▶ [Requirement] Word for word, give the records again, dropping any picture they hold.
Records for this task: Begin
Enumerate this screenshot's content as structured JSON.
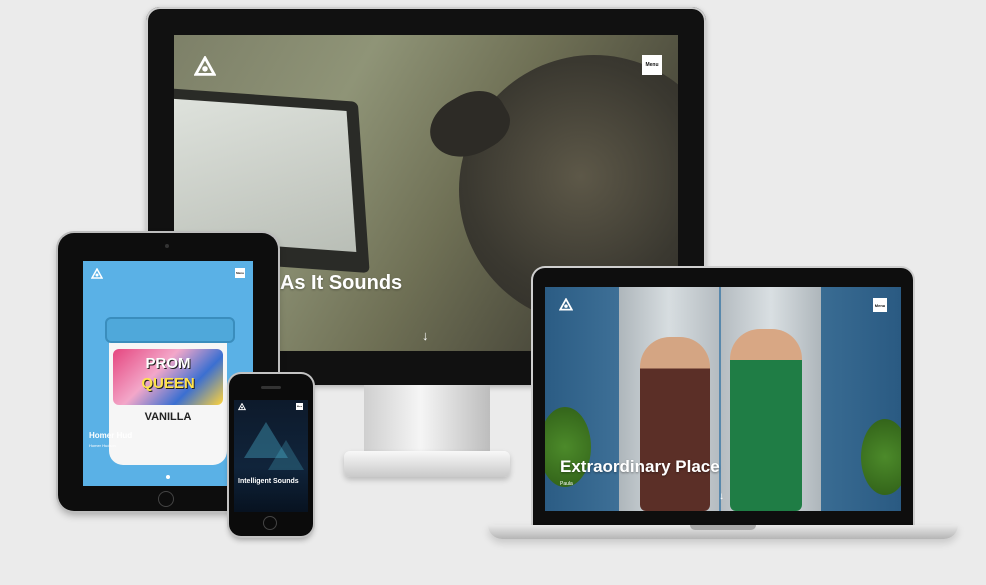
{
  "desktop": {
    "headline": "e As It Sounds",
    "menu_label": "Menu",
    "scroll_arrow": "↓",
    "logo_icon": "studio-logo-icon"
  },
  "tablet": {
    "tub_brand_line1": "PROM",
    "tub_brand_line2": "QUEEN",
    "tub_flavor": "VANILLA",
    "headline": "Homer Hud",
    "subtitle": "Homer Hudson",
    "menu_label": "Menu",
    "logo_icon": "studio-logo-icon"
  },
  "phone": {
    "headline": "Intelligent Sounds",
    "menu_label": "Menu",
    "logo_icon": "studio-logo-icon"
  },
  "laptop": {
    "headline": "Extraordinary Place",
    "subtitle": "Paula",
    "menu_label": "Menu",
    "scroll_arrow": "↓",
    "logo_icon": "studio-logo-icon"
  },
  "colors": {
    "background": "#ebebeb",
    "device_bezel": "#0e0e0e",
    "tablet_bg": "#5ab1e6",
    "laptop_bg": "#3d6f96"
  }
}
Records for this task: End
▶ [Output of the task]
Enumerate this screenshot's content as structured JSON.
{
  "desktop": {
    "headline": "e As It Sounds",
    "menu_label": "Menu",
    "scroll_arrow": "↓",
    "logo_icon": "studio-logo-icon"
  },
  "tablet": {
    "tub_brand_line1": "PROM",
    "tub_brand_line2": "QUEEN",
    "tub_flavor": "VANILLA",
    "headline": "Homer Hud",
    "subtitle": "Homer Hudson",
    "menu_label": "Menu",
    "logo_icon": "studio-logo-icon"
  },
  "phone": {
    "headline": "Intelligent Sounds",
    "menu_label": "Menu",
    "logo_icon": "studio-logo-icon"
  },
  "laptop": {
    "headline": "Extraordinary Place",
    "subtitle": "Paula",
    "menu_label": "Menu",
    "scroll_arrow": "↓",
    "logo_icon": "studio-logo-icon"
  },
  "colors": {
    "background": "#ebebeb",
    "device_bezel": "#0e0e0e",
    "tablet_bg": "#5ab1e6",
    "laptop_bg": "#3d6f96"
  }
}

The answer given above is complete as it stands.